## About this exercise
Could you show all lines in the entries below that contain the string "icon"?

[Dataset content]

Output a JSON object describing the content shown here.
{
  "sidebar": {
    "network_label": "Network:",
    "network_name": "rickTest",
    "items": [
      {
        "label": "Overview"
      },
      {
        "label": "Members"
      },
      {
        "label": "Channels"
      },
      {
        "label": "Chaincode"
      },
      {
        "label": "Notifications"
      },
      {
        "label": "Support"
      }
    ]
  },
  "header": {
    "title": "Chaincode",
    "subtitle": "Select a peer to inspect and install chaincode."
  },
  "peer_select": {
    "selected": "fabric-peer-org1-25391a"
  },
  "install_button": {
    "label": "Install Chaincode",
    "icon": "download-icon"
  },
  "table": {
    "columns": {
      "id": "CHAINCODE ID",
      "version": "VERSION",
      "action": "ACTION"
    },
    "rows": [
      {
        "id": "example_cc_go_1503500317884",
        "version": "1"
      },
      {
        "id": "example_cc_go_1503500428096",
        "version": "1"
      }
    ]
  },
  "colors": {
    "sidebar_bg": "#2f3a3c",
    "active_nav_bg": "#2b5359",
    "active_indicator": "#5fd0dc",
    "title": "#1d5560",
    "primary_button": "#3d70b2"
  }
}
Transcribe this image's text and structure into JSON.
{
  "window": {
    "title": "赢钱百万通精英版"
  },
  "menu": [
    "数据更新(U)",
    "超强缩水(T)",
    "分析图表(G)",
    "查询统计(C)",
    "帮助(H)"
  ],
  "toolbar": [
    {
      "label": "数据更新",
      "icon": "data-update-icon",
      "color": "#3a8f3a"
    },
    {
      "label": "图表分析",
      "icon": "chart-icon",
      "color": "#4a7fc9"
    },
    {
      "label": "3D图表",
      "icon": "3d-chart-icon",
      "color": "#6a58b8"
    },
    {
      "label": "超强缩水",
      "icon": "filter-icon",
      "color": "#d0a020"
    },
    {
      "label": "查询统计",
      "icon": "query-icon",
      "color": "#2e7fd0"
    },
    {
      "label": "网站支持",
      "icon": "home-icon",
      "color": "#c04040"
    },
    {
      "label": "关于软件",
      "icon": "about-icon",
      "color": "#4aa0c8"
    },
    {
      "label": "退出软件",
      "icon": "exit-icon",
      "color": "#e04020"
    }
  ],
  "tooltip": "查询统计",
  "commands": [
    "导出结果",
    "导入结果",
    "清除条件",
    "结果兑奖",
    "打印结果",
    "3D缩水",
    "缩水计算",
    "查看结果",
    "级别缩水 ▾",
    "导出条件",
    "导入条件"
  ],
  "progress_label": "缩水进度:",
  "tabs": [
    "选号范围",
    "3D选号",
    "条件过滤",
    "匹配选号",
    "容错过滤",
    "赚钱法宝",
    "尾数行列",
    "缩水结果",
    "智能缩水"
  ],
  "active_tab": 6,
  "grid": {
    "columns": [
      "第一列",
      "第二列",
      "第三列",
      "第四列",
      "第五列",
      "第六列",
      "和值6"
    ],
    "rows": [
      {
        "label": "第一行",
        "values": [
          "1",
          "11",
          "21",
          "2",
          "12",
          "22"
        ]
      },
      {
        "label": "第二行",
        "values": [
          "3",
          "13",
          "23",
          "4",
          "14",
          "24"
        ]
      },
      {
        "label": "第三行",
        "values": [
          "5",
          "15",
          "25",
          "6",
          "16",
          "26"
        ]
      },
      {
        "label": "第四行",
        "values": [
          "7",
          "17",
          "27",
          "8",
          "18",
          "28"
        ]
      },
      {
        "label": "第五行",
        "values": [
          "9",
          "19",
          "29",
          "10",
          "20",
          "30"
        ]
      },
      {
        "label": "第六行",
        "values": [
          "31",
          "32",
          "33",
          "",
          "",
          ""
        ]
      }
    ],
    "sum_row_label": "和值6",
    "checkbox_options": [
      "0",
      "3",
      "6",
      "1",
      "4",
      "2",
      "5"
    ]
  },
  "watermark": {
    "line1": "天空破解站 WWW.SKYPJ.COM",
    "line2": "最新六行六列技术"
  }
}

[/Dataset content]

## Answer section
    "icon": "download-icon"
      "icon": "data-update-icon",
      "icon": "chart-icon",
      "icon": "3d-chart-icon",
      "icon": "filter-icon",
      "icon": "query-icon",
      "icon": "home-icon",
      "icon": "about-icon",
      "icon": "exit-icon",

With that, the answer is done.